hummous and flavoursome cheese sambousek (pastries), to enjoy al fresco
on my villa deck as the sun sets. Castaway paradise indeed.
Mirage at the oasis
I’ll be honest – there are better desert experiences to be had than the
well-worn tourist tracks of sunset desert safaris. It’s quite a drive (about
150km south west of the city) although an easy one – but keep an eye
out for the occasional camels crossing – to the Liwa Oasis, a green belt of
date farms and rustic Bedouin villages which offers a rare insight to local
life beyond the glittering city lights.
Along the way, make a stop at the Emirates National Auto Museum,
home to the private car collection of Sheikh Hamad Bin Hamdan Al
Nahyan. A highlight of the collection is the giant Dodge truck built to
eight times the standard size – it’s actually a towable caravan with a four-
bedroom apartment in its tray.
About 20 minutes beyond the towns, driving into what seems like a
vast and barren desert landscape Qasr Al Sarab (Palace of the Mirage)
emerges like a magic castle from the red dunes.
All rooms and suites boast panoramas of the incredible Empty
Quarter, the largest sandy expanse in the world.
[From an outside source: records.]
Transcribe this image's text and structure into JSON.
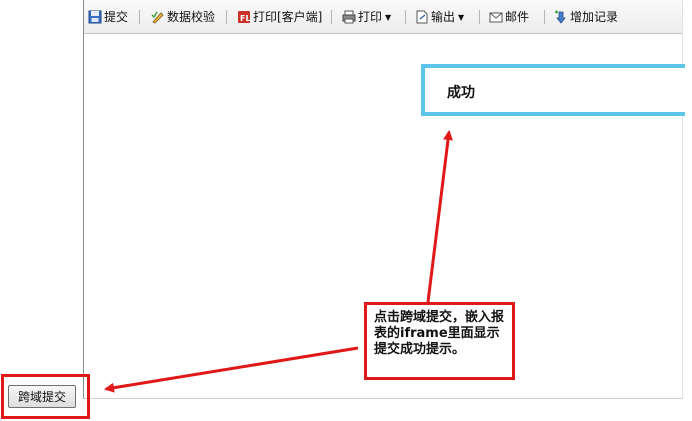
{
  "toolbar": {
    "submit": "提交",
    "validate": "数据校验",
    "print_client": "打印[客户端]",
    "print": "打印",
    "export": "输出",
    "mail": "邮件",
    "add_record": "增加记录"
  },
  "frame": {
    "success_message": "成功"
  },
  "annotation": {
    "text": "点击跨域提交，嵌入报表的iframe里面显示提交成功提示。"
  },
  "cross_domain_button": {
    "label": "跨域提交"
  },
  "colors": {
    "annotation_red": "#e01818",
    "success_border": "#5ec5ea"
  },
  "icons": [
    "save-icon",
    "pencil-check-icon",
    "print-client-icon",
    "printer-icon",
    "export-icon",
    "mail-icon",
    "add-record-icon"
  ]
}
The serenity and beauty
of the dunes that stretch off into the distance and change colours rapidly
with the moving sun.
Again, it pays to wake early to take a sunrise tour (in small groups of
less than 10), just a 15-minute drive from the resort, to admire the view
and perhaps some shy Arabian gazelles. There’s plenty of time to nap
later on a sun lounge beside the resort’s pool.
Cruise the forest
Tucked between Abu Dhabi’s main island and Umm Yifenah Island is
the Eastern Mangroves forest, home to more than 100 species of birds
and aquatic life. A tranquil kayak cruise is a good way to view it and
departs from the Eastern Mangroves Promenade. I arrived just as the sun
was rising (again!), when birds are at their most lively and the city is at
its most quiet.
Thankfully, it’s not necessary to be an experienced kayaker to join the
tour with Sea Hawk Water Sports – the guide of our small group was
more than happy to explain the basics and help along the way. Gently
winding through the aquatic pathways lined with green mangroves, it
didn’t feel like we had spent two hours on the water by the time we made
it back to the promenade. At the water’s edge there are a few eateries
such as Café Blanc, which serves up mezze, and Flooka, a seafood
restaurant with a view of the mangrove forest from its patio, in the new
Eastern Mangroves Promenade development.
Etihad Airlines will start new direct flights daily between Brisbane and
Abu Dhabi from June 2015.
| BNE May/June 2015
Camel rides can be booked from the lodge
View from Zaya Nurai beach villa
Al Sahel villa, Sir Bani Yas
Eastern Mangroves Resort
A falconry display at
Qasr Al Sarab is a must-see